Overcoming the Monster
Rags to Riches
Voyage and Return
Story structure hasn’t changed much since we first started telling them around fires. Stories follow patterns. Everything from Star Wars to Finding Nemo to David and Goliath — all of these stories follow similar ups, downs, twists or triumphs.
The Matrix is “The Quest”
The appearance of something new challenges our capacity for language. We’re lacking the vocabulary to describe a previously unknown thing or phenomena. We don’t have the words.
We add about a 1000 words to the English lexicon every year. These new words and phrases come from slang naturally, but also culture, business, religion, technology and science — all aspects of life.
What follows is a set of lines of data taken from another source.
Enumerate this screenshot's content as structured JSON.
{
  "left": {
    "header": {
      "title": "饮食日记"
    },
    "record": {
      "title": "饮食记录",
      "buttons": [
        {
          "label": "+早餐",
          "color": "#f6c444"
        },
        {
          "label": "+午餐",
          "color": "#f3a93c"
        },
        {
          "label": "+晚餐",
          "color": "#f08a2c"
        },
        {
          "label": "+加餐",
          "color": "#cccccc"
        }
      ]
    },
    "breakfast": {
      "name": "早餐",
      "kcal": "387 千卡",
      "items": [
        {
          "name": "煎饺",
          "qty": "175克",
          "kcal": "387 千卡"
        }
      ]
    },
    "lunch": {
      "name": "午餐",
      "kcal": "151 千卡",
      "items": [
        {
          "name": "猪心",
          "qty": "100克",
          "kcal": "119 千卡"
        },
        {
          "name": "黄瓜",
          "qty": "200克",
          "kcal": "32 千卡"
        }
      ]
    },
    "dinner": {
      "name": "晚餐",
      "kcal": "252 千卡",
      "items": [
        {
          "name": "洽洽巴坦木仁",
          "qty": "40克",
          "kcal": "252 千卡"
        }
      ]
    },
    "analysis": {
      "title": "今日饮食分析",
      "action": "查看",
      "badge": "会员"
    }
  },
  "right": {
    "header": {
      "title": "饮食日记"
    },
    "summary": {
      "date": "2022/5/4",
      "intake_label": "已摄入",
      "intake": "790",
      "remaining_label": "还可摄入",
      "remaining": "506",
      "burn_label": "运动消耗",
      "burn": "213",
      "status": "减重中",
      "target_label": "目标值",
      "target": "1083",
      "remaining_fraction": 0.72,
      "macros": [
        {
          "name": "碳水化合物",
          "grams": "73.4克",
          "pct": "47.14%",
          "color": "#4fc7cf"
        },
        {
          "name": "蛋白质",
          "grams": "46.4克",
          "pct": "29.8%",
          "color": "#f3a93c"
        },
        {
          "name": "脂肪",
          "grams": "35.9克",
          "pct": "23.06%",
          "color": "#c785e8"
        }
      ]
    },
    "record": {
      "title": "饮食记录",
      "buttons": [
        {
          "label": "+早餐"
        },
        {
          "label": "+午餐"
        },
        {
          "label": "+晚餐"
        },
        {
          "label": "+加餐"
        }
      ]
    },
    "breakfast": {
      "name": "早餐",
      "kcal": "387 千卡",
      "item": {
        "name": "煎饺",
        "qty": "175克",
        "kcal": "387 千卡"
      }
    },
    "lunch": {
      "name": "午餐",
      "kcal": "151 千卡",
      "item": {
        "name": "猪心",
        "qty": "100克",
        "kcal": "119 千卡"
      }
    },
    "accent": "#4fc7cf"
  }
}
There are also thousands of words added in other languages around the world — but no one really knows the number for sure.
I was not a solid “A” student in high school English class — yes… it’s true. Nevertheless, I’ve been a fan and a natural student of my native tongue since about that time. Probably stemming from my father’s interest and also the 1980’s PBS series “The Story of English”
Word adoption, new words and their meanings shift overtime
Lexical diversity are signals of significance to persons, groups and societies
Never-ending textual data is created daily
AI methodologies offer frameworks for unstructured data interpretation
For more than 60 years, The Times editorial staff has gathered to map out the news and decide which stories would appear on the front page of the paper.
Today, while still called the Page One meeting, it has almost nothing to do with the printed newspaper.
Print ruled for most of the The New York Times’ history, but in 2015 the organization underwent a significant shift in its editorial operations. Digital and mobile consumption had skyrocketed over the past decade and the bastion of hardcopy journalism recognized that the future was digital.